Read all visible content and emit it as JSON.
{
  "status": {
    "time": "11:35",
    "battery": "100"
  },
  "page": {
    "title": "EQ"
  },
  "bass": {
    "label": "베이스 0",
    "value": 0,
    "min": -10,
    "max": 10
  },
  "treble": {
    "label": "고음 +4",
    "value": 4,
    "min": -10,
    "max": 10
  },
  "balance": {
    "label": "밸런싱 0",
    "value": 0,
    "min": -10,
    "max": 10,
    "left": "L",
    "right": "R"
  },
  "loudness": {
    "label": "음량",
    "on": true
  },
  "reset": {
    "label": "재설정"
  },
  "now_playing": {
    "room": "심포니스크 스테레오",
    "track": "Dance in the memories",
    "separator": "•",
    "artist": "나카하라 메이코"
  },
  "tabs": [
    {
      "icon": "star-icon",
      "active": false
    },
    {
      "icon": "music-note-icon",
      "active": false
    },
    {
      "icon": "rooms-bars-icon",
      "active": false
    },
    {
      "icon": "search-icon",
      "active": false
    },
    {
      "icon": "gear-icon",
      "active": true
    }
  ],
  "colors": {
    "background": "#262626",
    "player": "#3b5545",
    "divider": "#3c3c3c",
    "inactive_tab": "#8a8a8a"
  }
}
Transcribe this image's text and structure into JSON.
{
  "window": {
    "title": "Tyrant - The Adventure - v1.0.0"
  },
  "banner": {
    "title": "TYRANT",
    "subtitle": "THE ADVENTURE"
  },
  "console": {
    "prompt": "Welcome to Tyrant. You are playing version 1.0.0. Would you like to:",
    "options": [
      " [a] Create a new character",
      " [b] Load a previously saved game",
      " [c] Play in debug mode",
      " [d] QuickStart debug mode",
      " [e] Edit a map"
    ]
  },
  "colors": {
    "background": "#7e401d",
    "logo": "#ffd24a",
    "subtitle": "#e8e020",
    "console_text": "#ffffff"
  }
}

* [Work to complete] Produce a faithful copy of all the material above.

* [Response for this exercise]
Read all visible content and emit it as JSON.
{
  "status": {
    "time": "11:35",
    "battery": "100"
  },
  "page": {
    "title": "EQ"
  },
  "bass": {
    "label": "베이스 0",
    "value": 0,
    "min": -10,
    "max": 10
  },
  "treble": {
    "label": "고음 +4",
    "value": 4,
    "min": -10,
    "max": 10
  },
  "balance": {
    "label": "밸런싱 0",
    "value": 0,
    "min": -10,
    "max": 10,
    "left": "L",
    "right": "R"
  },
  "loudness": {
    "label": "음량",
    "on": true
  },
  "reset": {
    "label": "재설정"
  },
  "now_playing": {
    "room": "심포니스크 스테레오",
    "track": "Dance in the memories",
    "separator": "•",
    "artist": "나카하라 메이코"
  },
  "tabs": [
    {
      "icon": "star-icon",
      "active": false
    },
    {
      "icon": "music-note-icon",
      "active": false
    },
    {
      "icon": "rooms-bars-icon",
      "active": false
    },
    {
      "icon": "search-icon",
      "active": false
    },
    {
      "icon": "gear-icon",
      "active": true
    }
  ],
  "colors": {
    "background": "#262626",
    "player": "#3b5545",
    "divider": "#3c3c3c",
    "inactive_tab": "#8a8a8a"
  }
}
Transcribe this image's text and structure into JSON.
{
  "window": {
    "title": "Tyrant - The Adventure - v1.0.0"
  },
  "banner": {
    "title": "TYRANT",
    "subtitle": "THE ADVENTURE"
  },
  "console": {
    "prompt": "Welcome to Tyrant. You are playing version 1.0.0. Would you like to:",
    "options": [
      " [a] Create a new character",
      " [b] Load a previously saved game",
      " [c] Play in debug mode",
      " [d] QuickStart debug mode",
      " [e] Edit a map"
    ]
  },
  "colors": {
    "background": "#7e401d",
    "logo": "#ffd24a",
    "subtitle": "#e8e020",
    "console_text": "#ffffff"
  }
}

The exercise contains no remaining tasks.